Hit hard by the coronavirus pandemic, the number of companies in Japan introducing early retirement plans has more than doubled this year.
The rapid drop in demand is pressing executives to quickly cut costs by reducing personnel, Kyodo News reported citing a study by Tokyo Shoko Research.
The data showed that 72 listed companies offered early retirement to around 14,000 employees as of Oct. 29.
At least 12, or roughly 17 percent of the companies, were from the restaurant and textile sectors.
“Some companies lowered the eligible age to the 30s or even to the 20s [from the typical age of around 45 or older], as they urgently need to scale back their workforces in response to rapidly worsening earnings,” the research said.
The Japanese government infused cash in the market, extended monetary support to companies, and also offered subsidies to help firms pay leave allowances until the end of the year.
Japan’s economy shrank by over 28 percent amid the pandemic.
Hitachi Metals Ltd., a maker of auto, infrastructure, and electronic parts, is mulling to cut 1,030 jobs, followed by rental apartment operator Leopalace21 Corp. at 1,000 and Coca-Cola Bottlers Japan Holdings Inc. at 900.
Japan recorded more than 1,000 new infections in the past few days taking the national toll to 109,112.
Meanwhile, a group of 64 Vietnamese trainee nurses arrived in Japan on Monday after a delay of six months caused by travel restrictions, which were enforced to stem the spread of the virus. Another 167 will arrive later this week.

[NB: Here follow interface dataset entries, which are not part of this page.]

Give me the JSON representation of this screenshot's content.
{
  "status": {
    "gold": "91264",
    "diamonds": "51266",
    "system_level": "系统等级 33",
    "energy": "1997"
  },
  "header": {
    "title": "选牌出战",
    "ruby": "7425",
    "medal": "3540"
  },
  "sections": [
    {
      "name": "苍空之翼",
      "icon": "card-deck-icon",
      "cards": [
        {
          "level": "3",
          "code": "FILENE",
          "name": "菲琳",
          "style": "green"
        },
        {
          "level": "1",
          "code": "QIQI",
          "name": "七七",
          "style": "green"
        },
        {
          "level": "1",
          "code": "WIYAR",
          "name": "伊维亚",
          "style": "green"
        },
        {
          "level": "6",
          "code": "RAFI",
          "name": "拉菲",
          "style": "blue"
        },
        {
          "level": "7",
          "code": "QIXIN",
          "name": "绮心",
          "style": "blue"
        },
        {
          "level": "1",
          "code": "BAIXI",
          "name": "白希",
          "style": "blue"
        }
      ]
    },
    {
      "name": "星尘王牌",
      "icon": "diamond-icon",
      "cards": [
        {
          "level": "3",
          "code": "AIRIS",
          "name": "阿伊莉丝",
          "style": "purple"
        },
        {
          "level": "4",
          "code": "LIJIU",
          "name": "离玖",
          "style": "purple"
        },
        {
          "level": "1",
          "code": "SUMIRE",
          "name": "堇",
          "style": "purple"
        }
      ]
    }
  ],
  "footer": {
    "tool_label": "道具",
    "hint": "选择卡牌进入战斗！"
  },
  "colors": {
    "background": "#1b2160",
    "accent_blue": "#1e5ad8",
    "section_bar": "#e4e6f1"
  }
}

Japan and Vietnam agreed to lift travel restrictions to boost bilateral exchanges. (PNA)